It’s a shame Blood Rage never got a chance actually because, for a slasher, it’s a cut above. The film opens with a horny mother getting it on while her twins, Todd and Terry, are asleep in the back of the car. We’re at a drive-in cinema and it’s in 1974, and while we’re all having fun mocking hippy fashions and slimy condom salesmen, suddenly ten-year-old Terry goes all Michael Myers, hacking a horny teen to death. Scheming Terry wipes some blood on Todd, and that’s enough to convict him, because he isn’t the brightest. Ten years later Todd’s still in the nuthouse while Terry’s getting spoilt by his mother at Shadow Woods apartment complex. Come Thanksgiving night, Todd escapes with no clear purpose and comes to Shadow Woods. Terry seizes his opportunity to go on a spree and get Todd blamed again. The clever plot set-up never really pays off, but Mark Soper is good in his double rôle, with TV star Louise Lasser likeable as an obvious final girl. Actually the film is refreshingly free of the stilted acting that blights the genre, and the script is breezy enough to work, but the main draw is the gore, which is both gratuitous and played much more for laughs than is usual for the genre; highlights include a bisection, a severed hand, and a carving fork to the neck. Those that caught it in the cinema as Nightmare at Shadow Woods will have missed most of the money shots, but gained a swimming pool scene that establishes some later plot elements. Blood Rage (the title appears on-screen as Slasher) is better than Nightmare at Shadow Woods, but best of all is the composite cut. It’s just Blood Rage with the swimming pool scene re-inserted, so the best of both worlds.

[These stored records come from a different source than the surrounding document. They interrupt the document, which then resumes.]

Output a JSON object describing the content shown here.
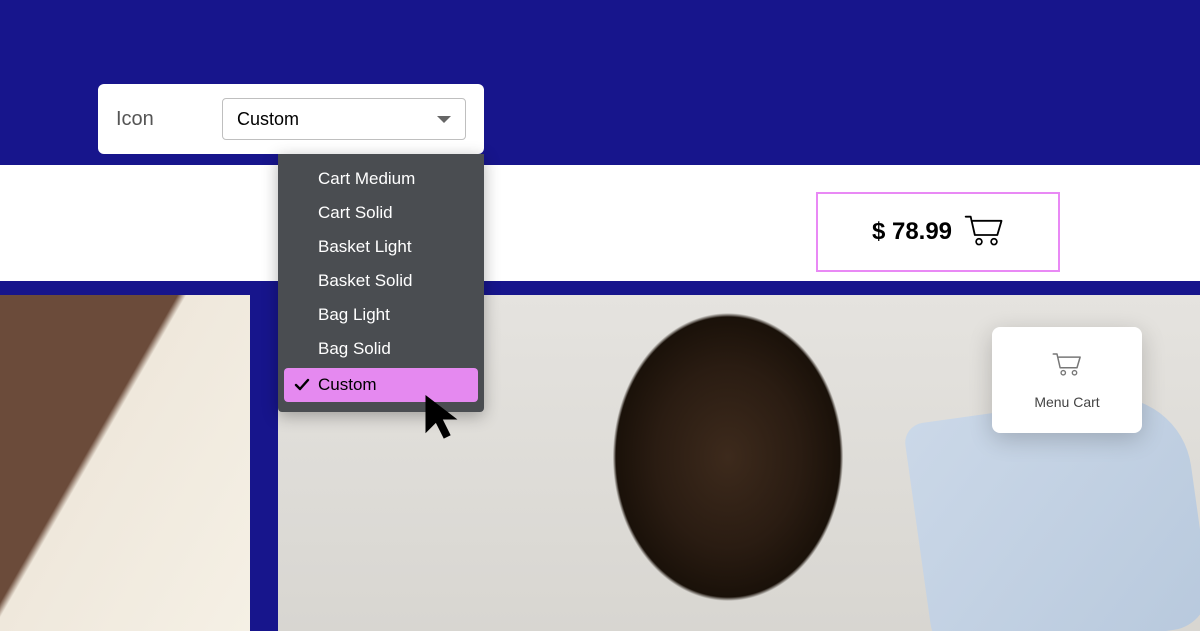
{
  "icon_panel": {
    "label": "Icon",
    "selected_value": "Custom"
  },
  "dropdown": {
    "options": [
      {
        "label": "Cart Medium",
        "selected": false
      },
      {
        "label": "Cart Solid",
        "selected": false
      },
      {
        "label": "Basket Light",
        "selected": false
      },
      {
        "label": "Basket Solid",
        "selected": false
      },
      {
        "label": "Bag Light",
        "selected": false
      },
      {
        "label": "Bag Solid",
        "selected": false
      },
      {
        "label": "Custom",
        "selected": true
      }
    ]
  },
  "cart_total": {
    "price": "$ 78.99"
  },
  "menu_cart": {
    "label": "Menu Cart"
  }
}
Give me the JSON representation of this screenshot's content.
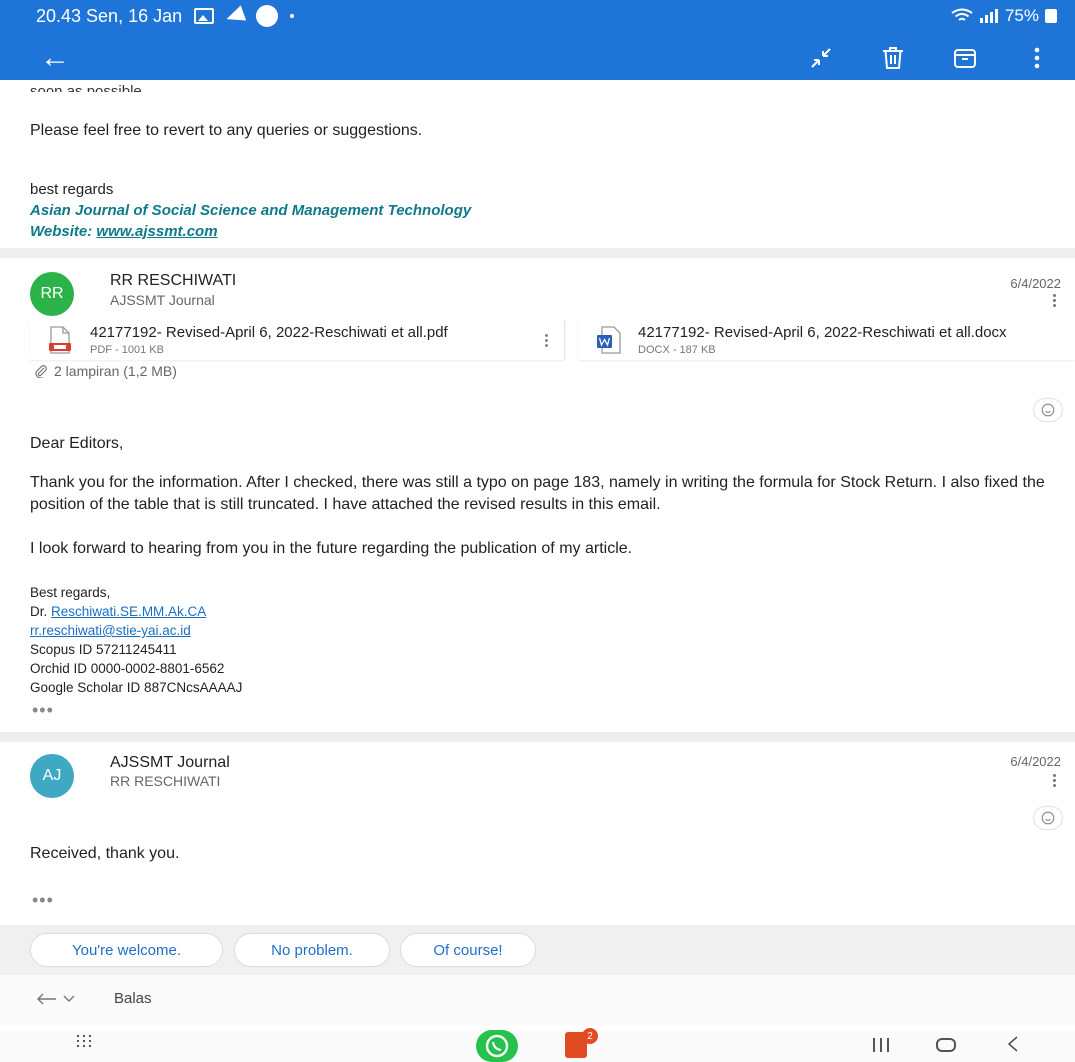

Audio and Visuals
Blood Rage has been preserved in better quality than Nightmare at Shadow Woods, which leads to a noticeable drop in quality for the one Shadow Woods scene included in the composite cut. The picture looks nice and clear, and for comparison, the opening credits from the VHS can be watched as an extra. They really look terrible, so distorted it’s difficult to even read the credited names, so once again thank you Arrow for your hard work. The sound, too, is well-balanced with little distortion, though sadly the audio on this picture is not as outstanding as the slasher Madman.
The inclusion of three different cuts of the film is typical of Arrow’s completeness, as is the collector’s booklet included. Arrow’s standard reversible sleeve looks good, too. The necessity of separating Blood Rage and Nightmare at Shadow Woods onto individual discs is questionable, especially on Blu-Ray, but that’s a minor quibble.
The Blood Rage disc includes “Double Jeopardy”, “Both Sides of the Camera”, “Jeez, Louise!”, “Man Behind the Mayhem” and “Three Minutes with Ted Raimi”, which are interviews with, respectively, actor Mark Soper, actress and producer Marianne Kanter, actress Louise Lasser, make-up artist Ed French, and actor Ted Raimi, whose interview is longer than his screentime in the actual film, but whom genre fans will be happy to see anyway. Actually Mark Soper comes off best of all the subjects interviewed, but they’re all nice pieces. The only other featurette is “Return to Shadow Woods”, a short locations documentary. The audio commentary with director John Grissmer is interesting enough; he has an impressive memory. Also included is the aforementioned VHS opening titles. The Nightmare at Shadow Woods disc has only a bloopers reel, which has no audio.
It’s a good enough slasher and, given its Thanksgiving setting, has been released at the right time by Arrow. Fans will definitely want to pick this one up.
Blood Rage received its re-release on DVD & Blu-ray on the 23rd November by Arrow. Will you be checking it out? Let us know in the comment box below!